When protective factors check or offset the inflammatory factors, the body's resiliency is high; however, when these tables turn is when things can start to breakdown as the organism no longer has the means available to positively adapt to the stressor(s). As Dr. Peat puts it -- "Cancer metabolism" or stress metabolism typically involves an excess of the adaptive hormones, resulting from an imbalance of the demands made on the organism and the resources available to the organism.
Below is a glossary of terms that may help. From: http://raypeat.com/articles/articles/lactate.shtml
Aerobic glycolysis, the conversion of glucose to lactic acid even in the presence of oxygen. The presence of oxygen normally restrains glycolysis so that glucose is converted to carbon dioxide instead of lactic acid.
Anaerobic glycolysis, the increased conversion of glucose to lactic acid when the supply of oxygen isn't sufficient, which is a normal event during intense muscle action.
"Warburg Effect" refers to Otto Warburg's observation that cancer cells produce lactic acid even in the presence of adequate oxygen. Cancer cells don't "live on glucose," since they are highly adapted to survive on protein and fats.
Pasteur Effect, the normal response of cells to restrain glycolysis in the presence of adequate oxygen.
Crabtree Effect, observed originally in yeast, refers to the inhibition of respiration in the presence of glucose.
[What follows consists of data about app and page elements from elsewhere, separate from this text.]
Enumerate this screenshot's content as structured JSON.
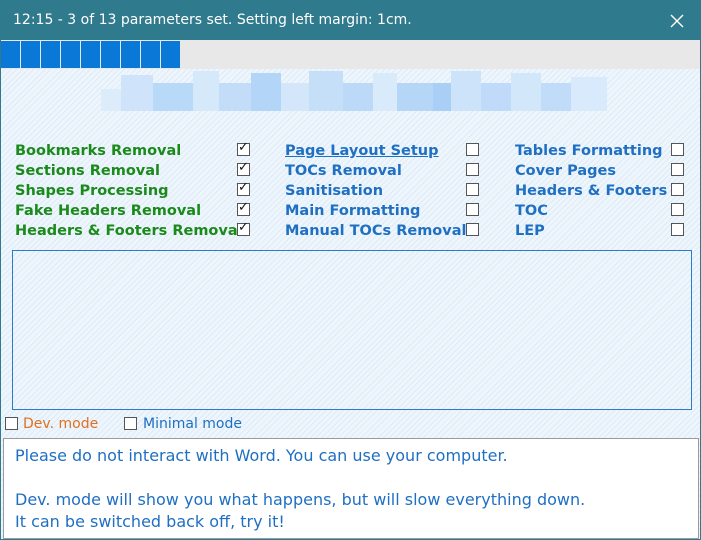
{
  "window": {
    "title": "12:15 - 3 of 13 parameters set. Setting left margin: 1cm.",
    "close_icon": "close-icon"
  },
  "progress": {
    "set": 3,
    "total": 13,
    "filled_segments": 9,
    "color": "#0a78d7"
  },
  "banner": {
    "description_icon": "blurred-logo"
  },
  "options": {
    "column1": [
      {
        "label": "Bookmarks Removal",
        "checked": true
      },
      {
        "label": "Sections Removal",
        "checked": true
      },
      {
        "label": "Shapes Processing",
        "checked": true
      },
      {
        "label": "Fake Headers Removal",
        "checked": true
      },
      {
        "label": "Headers & Footers Removal",
        "checked": true
      }
    ],
    "column2": [
      {
        "label": "Page Layout Setup",
        "checked": false,
        "active": true
      },
      {
        "label": "TOCs Removal",
        "checked": false
      },
      {
        "label": "Sanitisation",
        "checked": false
      },
      {
        "label": "Main Formatting",
        "checked": false
      },
      {
        "label": "Manual TOCs Removal",
        "checked": false
      }
    ],
    "column3": [
      {
        "label": "Tables Formatting",
        "checked": false
      },
      {
        "label": "Cover Pages",
        "checked": false
      },
      {
        "label": "Headers & Footers",
        "checked": false
      },
      {
        "label": "TOC",
        "checked": false
      },
      {
        "label": "LEP",
        "checked": false
      }
    ],
    "colors": {
      "done": "#1a8a1a",
      "pending": "#1f6fc3"
    }
  },
  "modes": {
    "dev_label": "Dev. mode",
    "dev_checked": false,
    "minimal_label": "Minimal mode",
    "minimal_checked": false
  },
  "message": {
    "line1": "Please do not interact with Word. You can use your computer.",
    "line2": "Dev. mode will show you what happens, but will slow everything down.",
    "line3": "It can be switched back off, try it!"
  }
}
This occurs in cancers (e.g., Miralpeix, et al., 1990) and in rapidly proliferating normal cells (e.g., Guppy, et al., 1993).
"Cancer metabolism" or stress metabolism typically involves an excess of the adaptive hormones, resulting from an imbalance of the demands made on the organism and the resources available to the organism. Excessive stimulation depletes glucose and produces lactic acid, and causes cortisol to increase, causing a shift to the consumption of fat and protein rather than glucose. Increased cortisol activates the Randle effect (the inhibition of glucose oxidation by free fatty acids), accelerates the breakdown of protein into amino acids, and activates the enzyme fatty acid synthase, which produces fatty acids from amino acids and pyruvate, to be oxidized in a "futile cycle," producing heat, and increasing the liberation of ammonia from the amino acids. Ammonia suppresses respiratory, and stimulates glycolytic, activity.